All posts tagged: Gender Equality

Ditching the “Sorry” When it Comes to Getting Paid

(Graphic: Helen Jane Hearn/TueNight.com) In the board game “Sorry,” two players cannot occupy the same space at the same time. You roll the dice, and if you land on a space where another player is already standing, they’re knocked back to where they started. Their progress is lost, and you’re left apologizing. “Sorry!” you say — with or without sincerity. Sorry, because I took up space that someone was using. Sorry, because I went and put myself out there, rolled the dice, and got somewhere. Sorry, I got in another person’s way. This game made perfect sense to me as a girl, because I was taught to move through the world in pretty much that same way. It was impolite to take up space, even metaphorically, because somebody else might need it. “I’m sorry,” was the all-purpose reply if I drew too much attention, made too much noise or did anything that might possibly annoy anyone. You’re not greedy if you want to be paid well. And you’re not stealing from the women next to …

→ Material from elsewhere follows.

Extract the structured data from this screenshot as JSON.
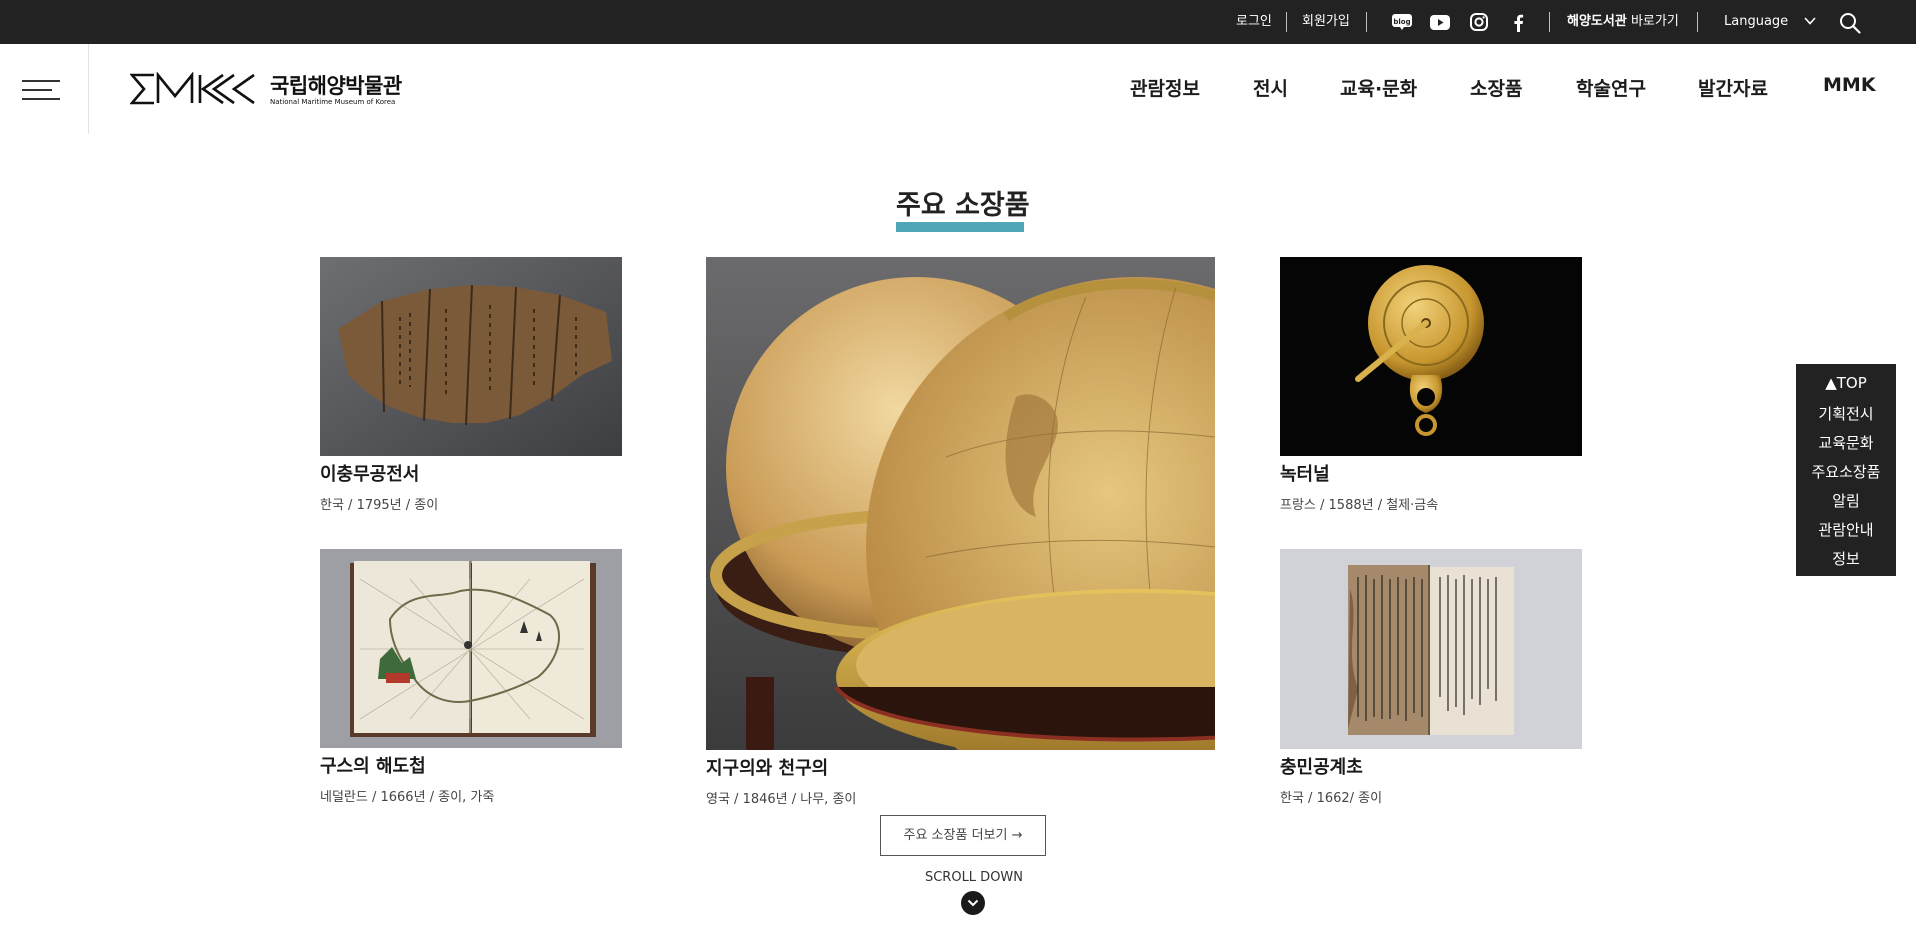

Why Equality is Critical: A Chat with Pax CEO Joe Keefe

“Trading on Diversity” panel on Oct. 28, 2014. Joe Keefe, center and Lauren Young far right. (Photo: Thomson Reuters) I have said repeatedly — and publicly — that Joe Keefe is the perfect white male. And here’s why: As president and CEO of Pax World Funds, Joe Keefe is leading a movement to promote women in the workplace. Earlier this year, he teamed up with Sallie Krawcheck, a former Citigroup and Bank of America executive and one of the highest-ranking women in the history of Wall Street, to create the Pax Ellevate Global Women’s Index Fund. It tracks companies with the highest rating for advancing women’s leadership. Companies in the portfolio include Avon Products, where five of the beauty company’s 13 executives are women, including CEO Sheri McCoy and CFO Kimberly A. Ross. Another holding is consumer products giant Procter & Gamble, where women comprised 43.6 percent of management positions globally last year. Keefe has dedicated his career to social change. He has served in politics and worked at several socially responsible investment firms. He recently spoke on a …

Margit’s Note: One From the Guys

Attending an all-girls grade school will mess you up a little. You’ll think you can do anything you want as a girl. Leaders become leaders and followers become followers, gender notwithstanding. (It also meant that we swore like sailors, and a few of my classmates liked to chew tobacco. Go figure.) I grew up thinking I could do anything guys could do and never put too much thought to women’s rights. I never took a gender studies class — it seemed weird to me at the time. I don’t recall any kind of women’s movement on campus (attending a big state school was actually an effort to integrate more with men!). I spent more time working at the mostly male-staffed college radio station, and eventually worked in a field, music journalism, dominated by dudes. Did I ever think I couldn’t do it? Not once. I just did stuff because I was lucky enough to have the resources, family support and confidence to do it. But did I ever feel like the uninvited girl at the …

Margit’s Note: Flick on the Switch

We turn on the light and we don’t think much about it. Behind that switch plate are wires that run through the wall, out to the street, on to a power plant where the power is generated. There’s a source, but we never really see it. That is until things go dark, the power shuts down and we’re fumbling around for flashlights. Where does this little switch go anyway? We often think about power as the switch, winning an election, making SVP. But there’s a complex network feeding that power, a network of knowledge, access, money, strength. A light goes off, we’re caught off guard and we realize we need to investigate — and challenge — the mechanisms that prevent us from power. That’s Feminism. Challenging and confronting a powerful network that keeps us from making more than 71 percent of what men make, feeling safe and secure when we walk out the door, or even playing baseball. Hey, Mo’ne. Because if you’re the best player out there, you should be on the team. This week we’re feeling the …